Houston, we have a problem. Well, you have a problem.
The Houston Museum of Natural Science (Twitter: @HMNS) is sponsoring an event that slams science, denigrates technology, and gifts its credibility to a non-scientific movement.
HMNS is now an accessory to a disturbing trend. Activist-inspired pseudo-scientific nonsense is creeping into legitimate scientific forums. Reputable museums, conferences, and science centers are cleverly co-opted into hosting or sponsoring non-scientific events, typically as part of an otherwise scientific program. Activists do it for one reason-- to steal the credibility of the event or institution, exploiting its scientific reputation to add a patina of legitimacy to a non-scientific agenda.
The false claims of a crooked movement have now infected the Houston Museum of Natural History. On March 29, 2016 they will host Dr. Theirry Vrain, a former molecular biologist that converted to an intense mission of supporting pseudo scientific claims. As you can see from the website above, the lecture is titled “The Poison in Our Food Supply”, and it talks about the “damage done to our bodies” by genetic engineering of crops and associated weed control.
$18 to hear false information? Why would a science museum let activists hijack their credibility?
This is especially disturbing for a science museum, because there is no credible evidence to back these claims.
Vrain is no stranger to pseudoscience. His talks feature the usual fallacies of arguments from ignorance and outdated understanding of biotechnology. You can find them on YouTube. I even was asked to discuss one and dismantled it with a scientific a play-by-play debunking. He says exactly what activists want to hear, and does so from the credible platform of a once-published scientist. He is one of the darlings of the anti-GMO movement because he’s willing to look the other way at evidence to push an activist agenda and/or cash a check.
It is like the museum supporting a talk by Creationist Ken Hamm, allowing him to say that the earth is 6,000 years old, in the center of the universe and flat as a pool table. It is like the museum sponsoring climate change deniers that say that glacial retreat and rising thermometers are a conspiracy.
Yes, it is that bad, even worse. This movement has a body count from denying technology to those that desperately need it.
A few years ago when the South Florida Science Center sponsored such an event I lost all respect for them. Members from their Executive Board spoke with me and said, “It is important to teach the controversy.”
I could not believe what I was hearing. Science museum? We should not teach the controversy, we should teach the evidence, then debate that. It should not be a loud and credible megaphone for activists that want to spew nonsense.
My hope is that the museum just was snookered into sponsoring an event without due diligence. If they have any scientific integrity they should cancel the event, or at the very least write a strong condemnation of the event along with a scientific statement that indicates the event is not based on science, that it is an activist event and should not be mistaken for credible science. They must withdraw any financial sponsorship, or at least be subject to some donor shaming.

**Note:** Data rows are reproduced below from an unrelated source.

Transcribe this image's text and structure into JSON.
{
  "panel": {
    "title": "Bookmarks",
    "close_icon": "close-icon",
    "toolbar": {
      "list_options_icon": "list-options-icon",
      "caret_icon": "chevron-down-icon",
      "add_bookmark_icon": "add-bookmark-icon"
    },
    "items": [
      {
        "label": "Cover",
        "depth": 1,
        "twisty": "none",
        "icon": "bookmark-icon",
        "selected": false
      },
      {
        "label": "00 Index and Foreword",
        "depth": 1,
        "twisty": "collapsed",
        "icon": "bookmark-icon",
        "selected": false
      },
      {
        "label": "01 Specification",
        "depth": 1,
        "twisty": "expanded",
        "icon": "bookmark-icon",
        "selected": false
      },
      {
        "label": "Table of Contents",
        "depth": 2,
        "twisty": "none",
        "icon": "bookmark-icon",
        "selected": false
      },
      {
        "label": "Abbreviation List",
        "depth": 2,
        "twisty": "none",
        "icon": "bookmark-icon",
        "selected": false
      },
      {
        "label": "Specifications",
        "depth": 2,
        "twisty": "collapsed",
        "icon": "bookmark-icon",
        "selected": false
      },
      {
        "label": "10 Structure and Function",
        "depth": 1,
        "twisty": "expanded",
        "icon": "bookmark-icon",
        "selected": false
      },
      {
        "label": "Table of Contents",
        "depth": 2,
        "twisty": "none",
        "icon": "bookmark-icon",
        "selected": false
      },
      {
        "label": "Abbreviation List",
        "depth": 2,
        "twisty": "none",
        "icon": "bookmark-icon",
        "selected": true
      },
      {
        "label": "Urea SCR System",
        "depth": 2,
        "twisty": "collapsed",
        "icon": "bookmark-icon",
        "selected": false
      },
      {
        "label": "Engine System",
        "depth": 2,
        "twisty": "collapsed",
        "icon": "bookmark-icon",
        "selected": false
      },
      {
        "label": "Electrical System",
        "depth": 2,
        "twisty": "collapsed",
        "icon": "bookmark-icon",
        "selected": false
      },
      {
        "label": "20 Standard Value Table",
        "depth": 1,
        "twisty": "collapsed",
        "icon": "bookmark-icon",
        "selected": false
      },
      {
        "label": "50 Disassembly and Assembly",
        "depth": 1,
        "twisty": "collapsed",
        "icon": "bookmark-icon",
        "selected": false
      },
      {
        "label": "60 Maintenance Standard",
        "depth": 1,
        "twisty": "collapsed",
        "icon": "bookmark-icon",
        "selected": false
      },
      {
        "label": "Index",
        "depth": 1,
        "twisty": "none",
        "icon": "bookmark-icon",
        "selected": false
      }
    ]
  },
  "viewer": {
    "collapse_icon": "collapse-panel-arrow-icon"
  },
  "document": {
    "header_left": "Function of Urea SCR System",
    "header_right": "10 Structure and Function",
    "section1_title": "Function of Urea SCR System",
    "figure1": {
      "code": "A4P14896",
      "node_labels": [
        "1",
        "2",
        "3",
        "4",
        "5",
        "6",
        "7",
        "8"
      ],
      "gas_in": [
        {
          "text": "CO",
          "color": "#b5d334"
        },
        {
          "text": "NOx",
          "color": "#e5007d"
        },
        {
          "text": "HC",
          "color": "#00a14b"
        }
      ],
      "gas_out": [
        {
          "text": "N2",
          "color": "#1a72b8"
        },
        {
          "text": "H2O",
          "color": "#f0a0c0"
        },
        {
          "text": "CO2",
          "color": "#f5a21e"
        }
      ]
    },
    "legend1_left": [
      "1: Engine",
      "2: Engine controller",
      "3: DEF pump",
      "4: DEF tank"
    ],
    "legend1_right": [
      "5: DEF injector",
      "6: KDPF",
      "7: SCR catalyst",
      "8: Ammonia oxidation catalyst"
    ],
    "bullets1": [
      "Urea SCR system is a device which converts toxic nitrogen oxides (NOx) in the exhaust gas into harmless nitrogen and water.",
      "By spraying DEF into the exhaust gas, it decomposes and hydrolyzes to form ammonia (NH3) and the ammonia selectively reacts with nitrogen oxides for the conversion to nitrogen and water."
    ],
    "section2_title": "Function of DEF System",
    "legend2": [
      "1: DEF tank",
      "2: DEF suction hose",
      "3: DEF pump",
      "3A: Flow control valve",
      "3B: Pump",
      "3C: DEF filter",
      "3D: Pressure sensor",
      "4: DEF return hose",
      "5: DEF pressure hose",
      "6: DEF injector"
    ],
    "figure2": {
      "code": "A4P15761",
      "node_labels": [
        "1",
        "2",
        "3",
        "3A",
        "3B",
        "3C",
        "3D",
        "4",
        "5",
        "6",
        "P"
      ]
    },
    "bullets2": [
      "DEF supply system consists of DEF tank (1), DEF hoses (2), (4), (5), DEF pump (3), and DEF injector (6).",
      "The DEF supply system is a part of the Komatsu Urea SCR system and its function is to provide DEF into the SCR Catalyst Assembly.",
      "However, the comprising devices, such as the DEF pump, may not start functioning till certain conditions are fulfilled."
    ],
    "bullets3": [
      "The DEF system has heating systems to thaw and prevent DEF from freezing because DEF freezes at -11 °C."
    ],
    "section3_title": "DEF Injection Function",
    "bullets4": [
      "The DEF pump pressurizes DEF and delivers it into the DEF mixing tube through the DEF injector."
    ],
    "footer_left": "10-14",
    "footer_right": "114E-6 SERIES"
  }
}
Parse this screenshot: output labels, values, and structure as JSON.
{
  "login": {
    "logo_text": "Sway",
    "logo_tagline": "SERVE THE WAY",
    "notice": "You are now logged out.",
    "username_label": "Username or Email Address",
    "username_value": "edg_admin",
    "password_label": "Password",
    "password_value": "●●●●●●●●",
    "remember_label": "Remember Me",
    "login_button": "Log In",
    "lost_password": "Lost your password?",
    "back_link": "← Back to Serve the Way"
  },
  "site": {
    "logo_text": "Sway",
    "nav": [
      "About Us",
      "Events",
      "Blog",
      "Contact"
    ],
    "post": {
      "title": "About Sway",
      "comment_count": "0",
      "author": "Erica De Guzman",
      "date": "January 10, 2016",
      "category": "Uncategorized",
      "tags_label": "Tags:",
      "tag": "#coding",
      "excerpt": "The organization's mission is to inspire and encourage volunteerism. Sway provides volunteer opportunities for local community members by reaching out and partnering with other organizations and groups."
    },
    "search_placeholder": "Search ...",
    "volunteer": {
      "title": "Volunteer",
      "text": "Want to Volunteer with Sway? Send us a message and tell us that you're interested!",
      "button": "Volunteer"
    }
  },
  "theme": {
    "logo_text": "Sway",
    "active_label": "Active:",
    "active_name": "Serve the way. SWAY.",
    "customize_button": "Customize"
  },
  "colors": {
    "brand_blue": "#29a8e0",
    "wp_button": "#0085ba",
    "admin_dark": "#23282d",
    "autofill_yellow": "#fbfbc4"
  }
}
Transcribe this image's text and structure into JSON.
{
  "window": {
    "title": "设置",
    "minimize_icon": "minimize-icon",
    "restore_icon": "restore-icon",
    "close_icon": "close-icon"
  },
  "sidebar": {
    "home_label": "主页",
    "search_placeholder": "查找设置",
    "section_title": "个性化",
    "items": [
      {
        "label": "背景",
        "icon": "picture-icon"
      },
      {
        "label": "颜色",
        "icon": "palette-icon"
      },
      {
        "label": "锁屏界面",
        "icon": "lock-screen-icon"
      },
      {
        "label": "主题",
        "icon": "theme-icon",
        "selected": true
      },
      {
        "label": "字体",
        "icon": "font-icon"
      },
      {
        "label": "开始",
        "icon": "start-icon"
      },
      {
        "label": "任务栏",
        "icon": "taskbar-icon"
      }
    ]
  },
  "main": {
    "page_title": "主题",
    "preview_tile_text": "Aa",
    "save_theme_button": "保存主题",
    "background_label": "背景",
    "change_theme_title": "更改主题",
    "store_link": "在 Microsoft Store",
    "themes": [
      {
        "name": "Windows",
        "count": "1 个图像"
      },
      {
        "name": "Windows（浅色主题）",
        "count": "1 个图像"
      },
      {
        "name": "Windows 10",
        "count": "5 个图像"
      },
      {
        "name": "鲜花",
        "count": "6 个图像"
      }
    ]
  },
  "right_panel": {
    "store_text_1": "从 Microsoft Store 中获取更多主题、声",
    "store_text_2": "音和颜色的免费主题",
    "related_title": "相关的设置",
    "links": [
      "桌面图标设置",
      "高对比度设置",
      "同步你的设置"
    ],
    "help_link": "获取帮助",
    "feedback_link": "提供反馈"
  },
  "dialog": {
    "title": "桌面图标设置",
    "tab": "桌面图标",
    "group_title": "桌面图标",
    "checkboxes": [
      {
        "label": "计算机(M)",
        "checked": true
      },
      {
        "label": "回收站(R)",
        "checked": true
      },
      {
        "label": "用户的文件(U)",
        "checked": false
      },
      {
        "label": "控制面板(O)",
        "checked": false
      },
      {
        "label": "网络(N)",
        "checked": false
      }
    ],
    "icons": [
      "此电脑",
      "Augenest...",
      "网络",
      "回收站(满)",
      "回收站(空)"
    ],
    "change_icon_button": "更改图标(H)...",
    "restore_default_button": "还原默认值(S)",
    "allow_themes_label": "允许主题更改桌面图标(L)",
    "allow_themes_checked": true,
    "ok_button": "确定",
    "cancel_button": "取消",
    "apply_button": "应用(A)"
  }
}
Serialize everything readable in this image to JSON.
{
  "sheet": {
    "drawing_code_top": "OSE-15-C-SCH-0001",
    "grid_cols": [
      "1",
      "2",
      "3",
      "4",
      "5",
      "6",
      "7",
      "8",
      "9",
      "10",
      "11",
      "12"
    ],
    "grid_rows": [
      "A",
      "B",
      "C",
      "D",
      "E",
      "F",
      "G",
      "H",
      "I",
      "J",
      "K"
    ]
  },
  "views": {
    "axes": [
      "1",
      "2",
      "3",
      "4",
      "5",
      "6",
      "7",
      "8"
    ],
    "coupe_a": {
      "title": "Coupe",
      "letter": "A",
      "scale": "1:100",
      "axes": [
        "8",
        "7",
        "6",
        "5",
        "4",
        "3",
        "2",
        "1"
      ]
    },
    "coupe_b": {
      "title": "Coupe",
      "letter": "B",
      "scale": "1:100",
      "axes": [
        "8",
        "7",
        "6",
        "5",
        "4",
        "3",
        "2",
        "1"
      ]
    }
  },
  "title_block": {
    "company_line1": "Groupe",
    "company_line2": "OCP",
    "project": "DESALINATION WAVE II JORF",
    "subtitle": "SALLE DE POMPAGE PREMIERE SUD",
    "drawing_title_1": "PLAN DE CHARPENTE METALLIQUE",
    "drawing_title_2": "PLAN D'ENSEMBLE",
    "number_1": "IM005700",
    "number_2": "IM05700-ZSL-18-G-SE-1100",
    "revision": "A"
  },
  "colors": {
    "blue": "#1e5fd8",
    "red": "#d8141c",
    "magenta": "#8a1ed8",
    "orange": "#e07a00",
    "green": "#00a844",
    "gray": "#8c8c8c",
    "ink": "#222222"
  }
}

Pseudoscience is creeping into our reputable venues. It is imperative that we monitor those that attempt to weave denial of science, whether it is climate change denial, anti-vaccination, ant-GMO, or any one of a dozen topics activists seek to legitimize.
Science museums, don’t give these merchants of pseudo-scientific activism your credibility.